NASA Takes a Look Back at 2013
Mars is the centerpiece of NASA’s planetary exploration. The Curiosity rover continues to explore the planet, and in its first year already has accomplished its primary goal of determining that Mars could indeed have supported life in the past, possibly much later than originally thought. Curiosity’s Radiation Assessment Detector instrument is helping scientists assess round-trip radiation doses for a human mission to Mars.
NASA also launched in November its next mission to the Red Planet, the Mars Atmosphere and Volatile Evolution (MAVEN) spacecraft, which will study the Martian upper atmosphere from orbit. NASA’s 2016 InSight mission narrowed its landing sites for Mars while the Mars 2020 team outlined its goals for our next rover to the planet.
The Lunar Atmosphere and Dust Environment Explorer (LADEE) launched in September to study lunar dust and help us better understand other planetary bodies and their formation.
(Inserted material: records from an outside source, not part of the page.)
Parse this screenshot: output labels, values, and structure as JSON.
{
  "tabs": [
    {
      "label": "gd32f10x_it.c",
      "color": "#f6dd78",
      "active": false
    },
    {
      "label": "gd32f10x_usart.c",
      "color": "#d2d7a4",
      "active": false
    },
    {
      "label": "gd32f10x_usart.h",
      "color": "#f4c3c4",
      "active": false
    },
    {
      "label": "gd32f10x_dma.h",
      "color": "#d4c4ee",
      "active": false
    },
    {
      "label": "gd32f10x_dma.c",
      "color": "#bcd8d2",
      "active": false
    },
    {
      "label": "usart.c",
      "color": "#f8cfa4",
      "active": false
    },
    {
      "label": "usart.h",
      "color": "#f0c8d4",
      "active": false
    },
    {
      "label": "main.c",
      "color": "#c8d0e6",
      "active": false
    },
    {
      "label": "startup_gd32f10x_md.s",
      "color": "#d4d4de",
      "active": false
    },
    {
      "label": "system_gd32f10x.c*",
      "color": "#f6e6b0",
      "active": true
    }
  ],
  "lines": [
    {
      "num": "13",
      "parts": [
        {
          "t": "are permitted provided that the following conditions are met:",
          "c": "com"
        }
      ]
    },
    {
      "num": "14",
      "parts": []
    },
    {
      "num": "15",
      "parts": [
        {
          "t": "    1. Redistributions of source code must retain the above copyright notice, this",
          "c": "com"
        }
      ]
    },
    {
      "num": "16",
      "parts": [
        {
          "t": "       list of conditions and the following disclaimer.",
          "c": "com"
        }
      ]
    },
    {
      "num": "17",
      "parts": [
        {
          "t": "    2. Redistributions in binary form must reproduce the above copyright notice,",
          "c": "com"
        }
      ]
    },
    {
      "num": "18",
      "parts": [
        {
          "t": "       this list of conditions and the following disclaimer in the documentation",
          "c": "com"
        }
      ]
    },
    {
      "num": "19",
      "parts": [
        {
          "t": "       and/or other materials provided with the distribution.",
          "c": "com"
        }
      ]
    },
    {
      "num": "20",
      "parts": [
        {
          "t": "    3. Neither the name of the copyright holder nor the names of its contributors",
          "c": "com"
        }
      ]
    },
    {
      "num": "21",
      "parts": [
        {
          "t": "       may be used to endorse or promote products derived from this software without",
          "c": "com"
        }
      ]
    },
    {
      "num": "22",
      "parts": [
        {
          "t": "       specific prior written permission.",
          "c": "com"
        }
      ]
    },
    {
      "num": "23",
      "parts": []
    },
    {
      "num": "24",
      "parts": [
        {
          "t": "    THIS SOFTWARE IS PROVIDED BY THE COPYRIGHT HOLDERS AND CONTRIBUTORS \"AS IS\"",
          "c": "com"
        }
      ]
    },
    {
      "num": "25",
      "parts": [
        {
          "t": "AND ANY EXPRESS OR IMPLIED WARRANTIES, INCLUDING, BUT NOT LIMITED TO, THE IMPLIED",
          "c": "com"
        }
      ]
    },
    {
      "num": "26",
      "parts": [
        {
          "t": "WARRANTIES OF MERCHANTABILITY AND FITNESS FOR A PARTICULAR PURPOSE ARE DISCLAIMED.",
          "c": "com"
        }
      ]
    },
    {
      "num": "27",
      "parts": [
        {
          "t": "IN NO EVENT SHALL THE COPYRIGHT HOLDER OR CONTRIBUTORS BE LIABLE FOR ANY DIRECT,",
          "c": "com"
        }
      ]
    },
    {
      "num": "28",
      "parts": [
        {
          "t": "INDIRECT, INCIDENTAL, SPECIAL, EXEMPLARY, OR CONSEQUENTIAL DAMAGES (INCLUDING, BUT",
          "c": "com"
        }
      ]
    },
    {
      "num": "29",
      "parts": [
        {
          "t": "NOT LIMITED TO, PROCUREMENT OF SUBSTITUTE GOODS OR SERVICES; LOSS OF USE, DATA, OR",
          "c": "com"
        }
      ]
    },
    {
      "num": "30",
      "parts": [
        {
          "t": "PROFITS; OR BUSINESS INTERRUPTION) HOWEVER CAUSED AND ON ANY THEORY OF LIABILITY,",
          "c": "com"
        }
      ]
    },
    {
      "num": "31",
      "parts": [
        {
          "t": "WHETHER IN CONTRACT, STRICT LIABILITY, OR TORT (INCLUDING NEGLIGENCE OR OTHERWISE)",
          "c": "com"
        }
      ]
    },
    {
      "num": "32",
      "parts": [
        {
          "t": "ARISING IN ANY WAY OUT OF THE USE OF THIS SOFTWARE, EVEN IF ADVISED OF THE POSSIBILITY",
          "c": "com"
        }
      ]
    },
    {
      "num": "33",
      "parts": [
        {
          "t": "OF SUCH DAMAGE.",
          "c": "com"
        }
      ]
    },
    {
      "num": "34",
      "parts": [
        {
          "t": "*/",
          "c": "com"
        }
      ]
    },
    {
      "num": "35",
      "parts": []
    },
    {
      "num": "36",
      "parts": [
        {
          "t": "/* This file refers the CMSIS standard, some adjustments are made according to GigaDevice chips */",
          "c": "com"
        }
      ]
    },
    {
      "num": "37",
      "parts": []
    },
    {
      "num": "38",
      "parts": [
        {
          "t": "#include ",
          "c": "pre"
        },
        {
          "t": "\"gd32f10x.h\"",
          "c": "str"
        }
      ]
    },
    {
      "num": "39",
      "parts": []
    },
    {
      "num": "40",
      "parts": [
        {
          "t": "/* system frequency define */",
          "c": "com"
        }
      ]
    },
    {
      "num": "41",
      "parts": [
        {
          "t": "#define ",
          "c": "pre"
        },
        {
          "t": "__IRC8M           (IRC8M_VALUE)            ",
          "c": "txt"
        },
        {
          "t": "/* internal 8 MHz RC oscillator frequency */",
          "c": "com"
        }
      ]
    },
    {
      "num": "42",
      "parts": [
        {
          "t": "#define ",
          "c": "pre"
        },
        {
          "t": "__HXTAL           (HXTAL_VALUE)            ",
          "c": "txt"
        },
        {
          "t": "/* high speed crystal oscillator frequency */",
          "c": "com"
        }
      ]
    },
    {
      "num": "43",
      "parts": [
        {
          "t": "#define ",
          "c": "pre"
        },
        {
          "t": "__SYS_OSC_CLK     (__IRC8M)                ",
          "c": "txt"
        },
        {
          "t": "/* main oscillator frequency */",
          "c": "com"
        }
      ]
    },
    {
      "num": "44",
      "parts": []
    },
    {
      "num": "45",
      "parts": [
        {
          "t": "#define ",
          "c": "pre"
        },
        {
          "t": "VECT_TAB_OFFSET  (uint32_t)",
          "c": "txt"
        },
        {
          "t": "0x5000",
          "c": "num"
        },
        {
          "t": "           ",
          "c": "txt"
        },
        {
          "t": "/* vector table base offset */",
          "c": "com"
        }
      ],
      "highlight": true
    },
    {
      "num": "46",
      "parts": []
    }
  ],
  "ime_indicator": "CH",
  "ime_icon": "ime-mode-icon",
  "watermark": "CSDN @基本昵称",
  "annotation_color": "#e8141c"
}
It also carried the Lunar Laser Communication Demonstration (LLCD) — breakthrough new technology to improve communication with deep space missions that the agency will continue to refine and advance.